Tuesday, 4 March 2008
‘Love’ is a “first person not so massively multi player online procedural adventure game”. I have to admit, I’ve not played one of those before. It’s a game where it’s impossible to describe until something more significant is shown, but the website gives the impression of a small scale MMO where the player has control over the form of the environments around them. It seems personal, with an emphasis on ‘love’ instead of ‘combat’ (although who knows what the final game may include?) What makes it stand out is how stunning the world looks. That isn’t concept art above, that’s in game.
Xbox Live Arcade
Blow had done enough on his time-bending side-scrolling platform puzzle game two years ago to secure himself the ‘Innovation in Game Design’ award at IGF, but has since been fine tuning his creation to perfection. He describes his game as “filler-free”, and after listening to hours of his various public lectures I don’t doubt his word at all. He really seems like a man who has an insurmountable knowledge of game design down to the smallest of details. What’s more, the art is done by David Hellman, famous for his work on the critically acclaimed and visually incredible webcomic, ‘A Lesson is Learned but the Damage is Irreversible’. That’s a partnership!
Creatrix Games is a three man team who aim to make a two dimensional MMO platformer set in the mind of an eleven year old girl named Lila. It’s these kinds of ideas that make the independent scene so compelling to me. Stepping past the genre clichés of level grinding, magic spells, dungeon rats and orcs, this Flash based game incorporates more original ideas than I can care to list. Check out their useful blog that has already detailed much of how the game will work.
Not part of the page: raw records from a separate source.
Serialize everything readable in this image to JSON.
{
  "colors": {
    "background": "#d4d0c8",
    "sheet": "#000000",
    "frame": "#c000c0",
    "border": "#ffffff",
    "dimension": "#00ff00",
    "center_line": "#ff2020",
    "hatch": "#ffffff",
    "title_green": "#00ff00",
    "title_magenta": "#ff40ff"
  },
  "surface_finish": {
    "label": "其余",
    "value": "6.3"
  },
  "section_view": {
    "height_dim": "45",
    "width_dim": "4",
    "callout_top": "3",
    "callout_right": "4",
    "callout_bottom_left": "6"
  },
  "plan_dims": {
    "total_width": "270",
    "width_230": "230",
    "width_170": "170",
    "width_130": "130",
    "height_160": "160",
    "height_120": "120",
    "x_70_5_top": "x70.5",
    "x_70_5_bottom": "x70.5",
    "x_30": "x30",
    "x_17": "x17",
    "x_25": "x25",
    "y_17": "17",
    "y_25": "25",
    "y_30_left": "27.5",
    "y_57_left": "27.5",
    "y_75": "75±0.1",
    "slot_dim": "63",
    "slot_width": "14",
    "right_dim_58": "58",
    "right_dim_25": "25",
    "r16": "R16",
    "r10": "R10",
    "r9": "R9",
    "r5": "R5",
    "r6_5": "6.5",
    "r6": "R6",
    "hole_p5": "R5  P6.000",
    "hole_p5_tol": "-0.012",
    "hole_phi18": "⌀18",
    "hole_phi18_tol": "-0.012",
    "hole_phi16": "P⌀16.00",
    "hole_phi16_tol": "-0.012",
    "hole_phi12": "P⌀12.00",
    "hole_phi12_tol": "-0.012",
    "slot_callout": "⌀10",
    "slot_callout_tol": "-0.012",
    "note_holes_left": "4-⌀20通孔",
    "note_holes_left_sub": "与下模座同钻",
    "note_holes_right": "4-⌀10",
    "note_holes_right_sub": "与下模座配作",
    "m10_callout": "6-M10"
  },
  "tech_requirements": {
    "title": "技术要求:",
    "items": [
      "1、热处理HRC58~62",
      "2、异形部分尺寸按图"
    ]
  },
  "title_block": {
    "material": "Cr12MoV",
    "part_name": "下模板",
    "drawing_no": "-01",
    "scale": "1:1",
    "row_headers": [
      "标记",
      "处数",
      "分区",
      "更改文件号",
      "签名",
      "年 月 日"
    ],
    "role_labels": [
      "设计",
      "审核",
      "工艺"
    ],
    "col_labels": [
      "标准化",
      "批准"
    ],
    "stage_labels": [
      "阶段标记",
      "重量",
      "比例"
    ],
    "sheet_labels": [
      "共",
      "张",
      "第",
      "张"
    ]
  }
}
Nothing has been shown yet apart from concept art, so stick with their site for updates as they come.
Nifflas became one of the most cherished independent developers with the creation of ‘Knytt’ and ‘Within a Deep Forest’. I’ve spent some good time with ‘Knytt’ follow up, ‘Knytt Stories’, and came away with a deep appreciation of the teams talent with art and music. ‘Night Game’ is there mysterious latest project. Not much has been shown yet, but we do know it’s set in a 2D world and is physics based with the player controlling a ball. Judging by the two screenshots released, Nifflas only seem to be improving on what they’ve accomplished so far.
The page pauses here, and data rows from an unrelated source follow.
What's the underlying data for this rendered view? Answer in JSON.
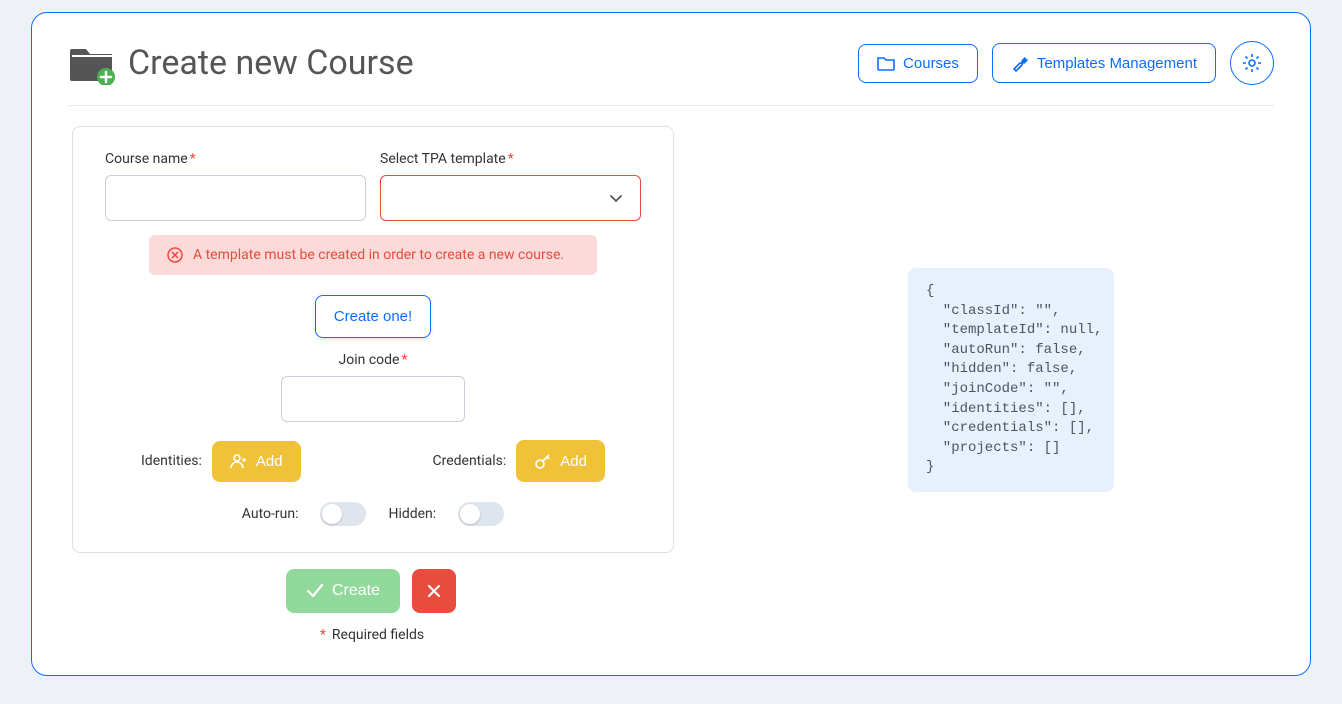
{
  "header": {
    "title": "Create new Course",
    "courses_btn": "Courses",
    "templates_btn": "Templates Management"
  },
  "form": {
    "course_name_label": "Course name",
    "template_label": "Select TPA template",
    "alert_text": "A template must be created in order to create a new course.",
    "create_template_btn": "Create one!",
    "join_code_label": "Join code",
    "identities_label": "Identities:",
    "credentials_label": "Credentials:",
    "add_btn": "Add",
    "autorun_label": "Auto-run:",
    "hidden_label": "Hidden:"
  },
  "footer": {
    "create_btn": "Create",
    "required_note": "Required fields"
  },
  "json_preview": "{\n  \"classId\": \"\",\n  \"templateId\": null,\n  \"autoRun\": false,\n  \"hidden\": false,\n  \"joinCode\": \"\",\n  \"identities\": [],\n  \"credentials\": [],\n  \"projects\": []\n}"
}
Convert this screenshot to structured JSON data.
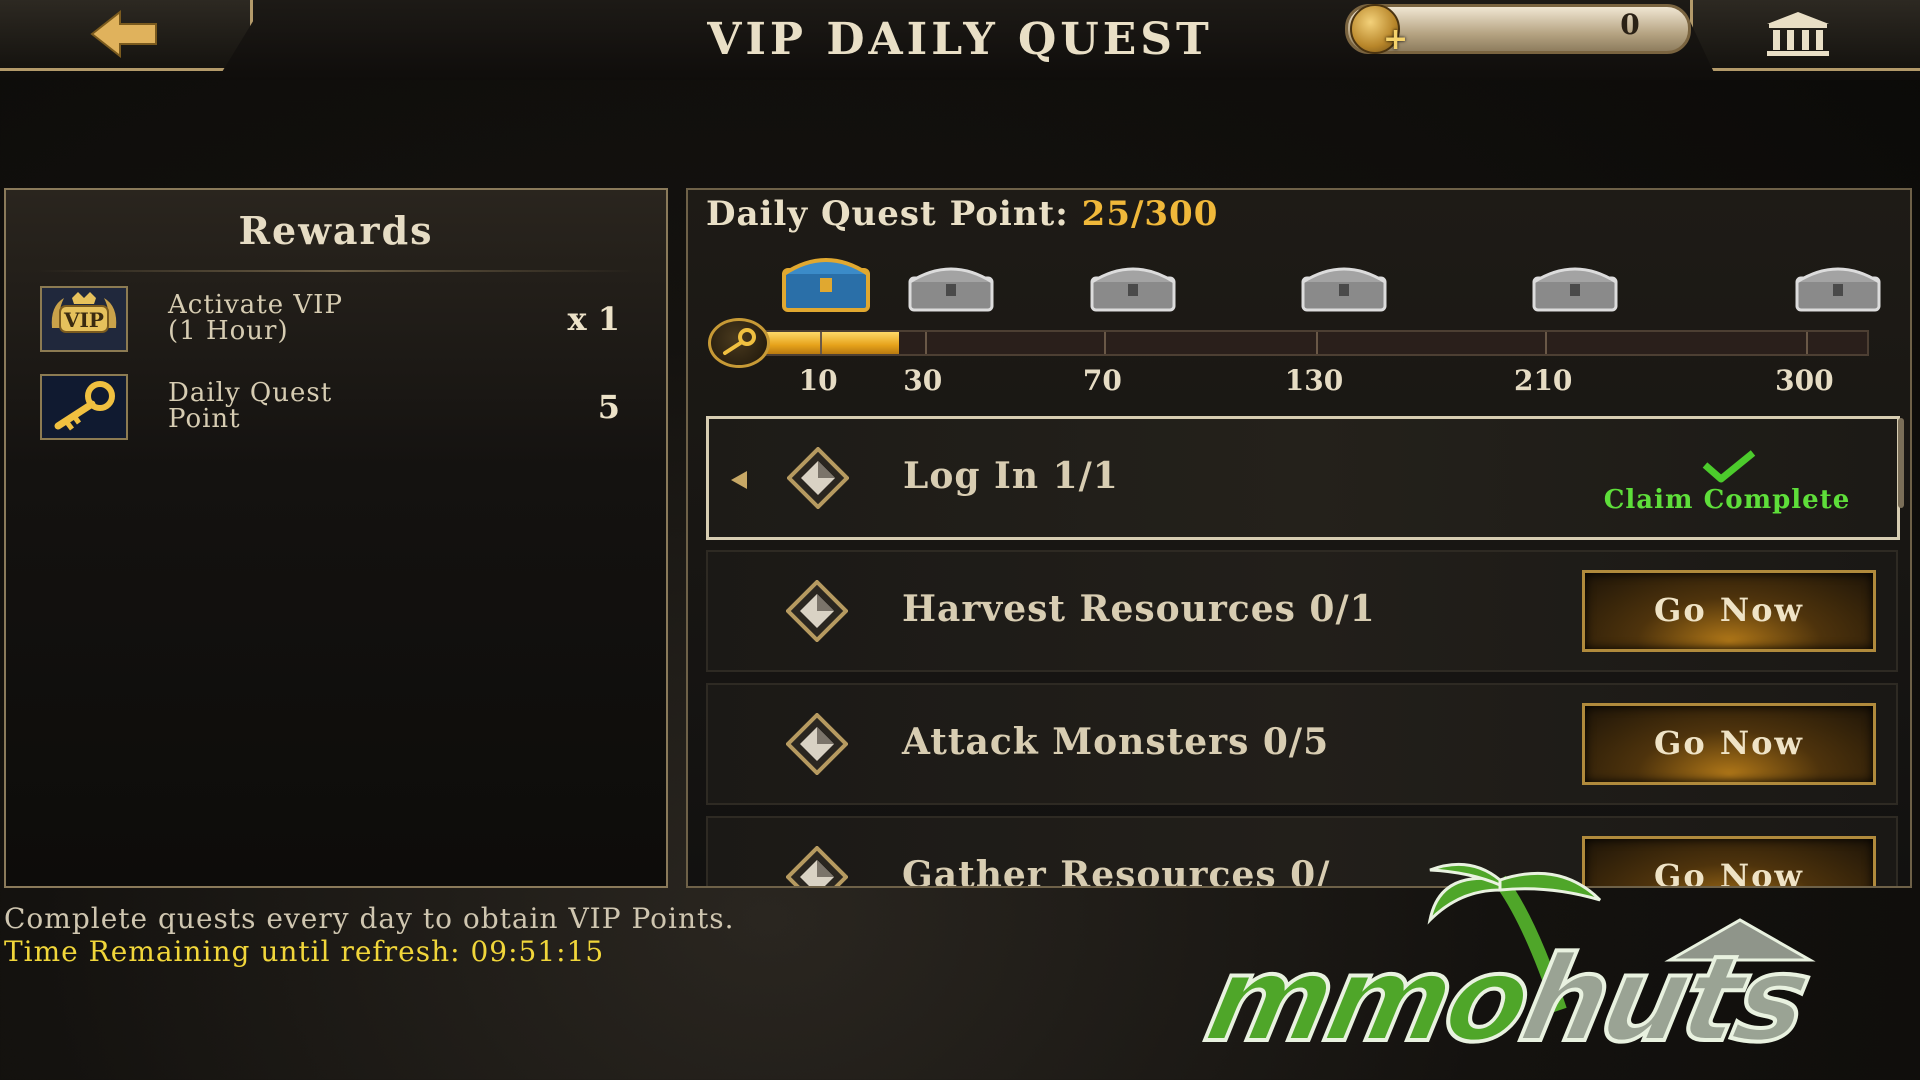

Insanely Twisted Shadow Planet
Michel Gagné is a cartoonist, and has been involved in several films for Pixar and Disney over the years. One of his latest projects is this fantastically titled side scrolling shooter. It’s by far the most ‘traditional’ game on this list, but also potentially one of the most impressive. I suggest you take a look at the short trailer found on the official blog to see how much a creative art direction can do for classic gameplay.
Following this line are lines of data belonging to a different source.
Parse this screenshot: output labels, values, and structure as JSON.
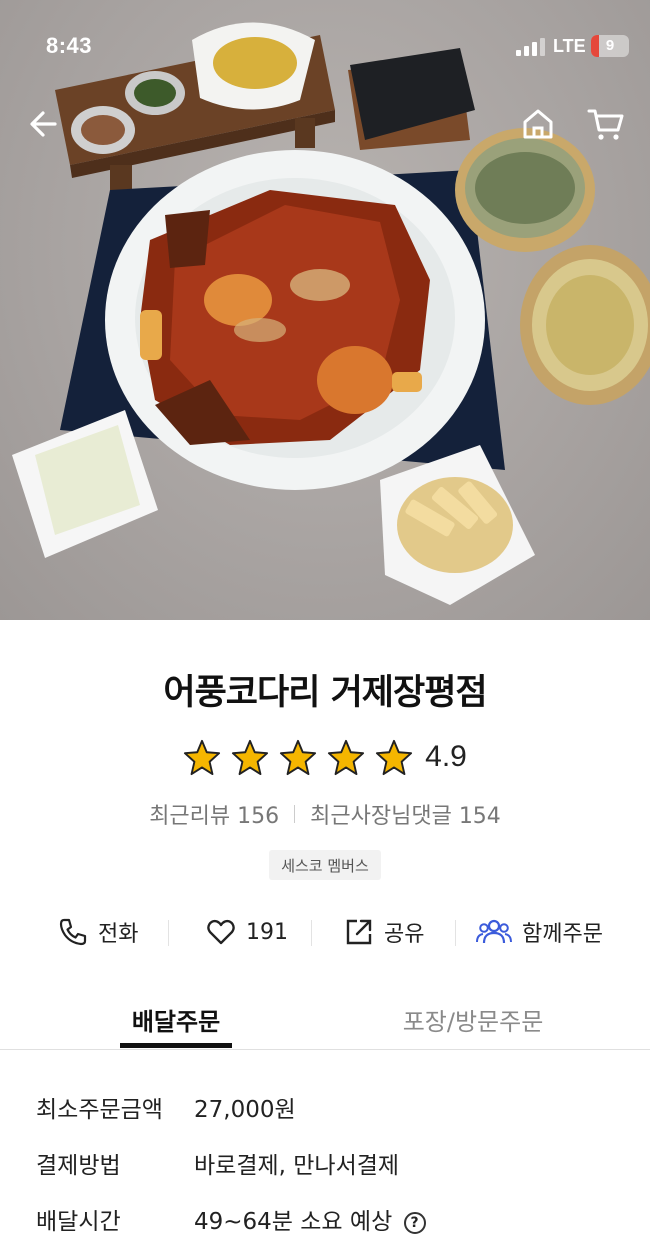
{
  "status_bar": {
    "time": "8:43",
    "network": "LTE",
    "battery": "9",
    "battery_color": "#e5483b"
  },
  "hero": {
    "image_alt": "braised pollack dish with side dishes",
    "icons": [
      "back-arrow-icon",
      "home-icon",
      "cart-icon"
    ]
  },
  "store": {
    "name": "어풍코다리 거제장평점",
    "rating": "4.9",
    "star_count": 5,
    "star_color": "#f5b600",
    "recent_reviews_label": "최근리뷰 156",
    "recent_owner_comments_label": "최근사장님댓글 154",
    "badge": "세스코 멤버스"
  },
  "actions": {
    "phone_label": "전화",
    "likes_label": "191",
    "share_label": "공유",
    "group_order_label": "함께주문",
    "group_order_color": "#3b5bdb"
  },
  "tabs": [
    {
      "label": "배달주문",
      "active": true
    },
    {
      "label": "포장/방문주문",
      "active": false
    }
  ],
  "delivery_info": [
    {
      "key": "최소주문금액",
      "value": "27,000원"
    },
    {
      "key": "결제방법",
      "value": "바로결제, 만나서결제"
    },
    {
      "key": "배달시간",
      "value": "49~64분 소요 예상"
    }
  ],
  "help_icon_glyph": "?"
}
After ‘Cloud’ and ‘flOw’ comes ‘Flower’, the game where you apparently play as … a flower. Little has been demonstrated since its announcement at 2007’s Tokyo Game Show, but I’d imagine it’ll be more of the minimalist gameplay style found in the team’s previous and excellent work. It reminds me of the ill fated ‘Pollen Sonata’ that almost made it to Wii before everything collapsed in on itself and the project was cancelled. Don’t expect this to fall down the same route. There ‘will’ be a flower/adventure genre by the end of this year.
There really isn’t anything I can say about this, other than the teaser on the site looks incredible. It’s been compared to 'Ico', and it has the same highly stylized silhouette look of several other games on this list, which seems to be a trend I’m not going to complain about. As far as I know the game has been in development for a couple of years and nothing else has been said or shown since its birth. In fact, I have no reason to believe the game is still in development. Nice if it is though.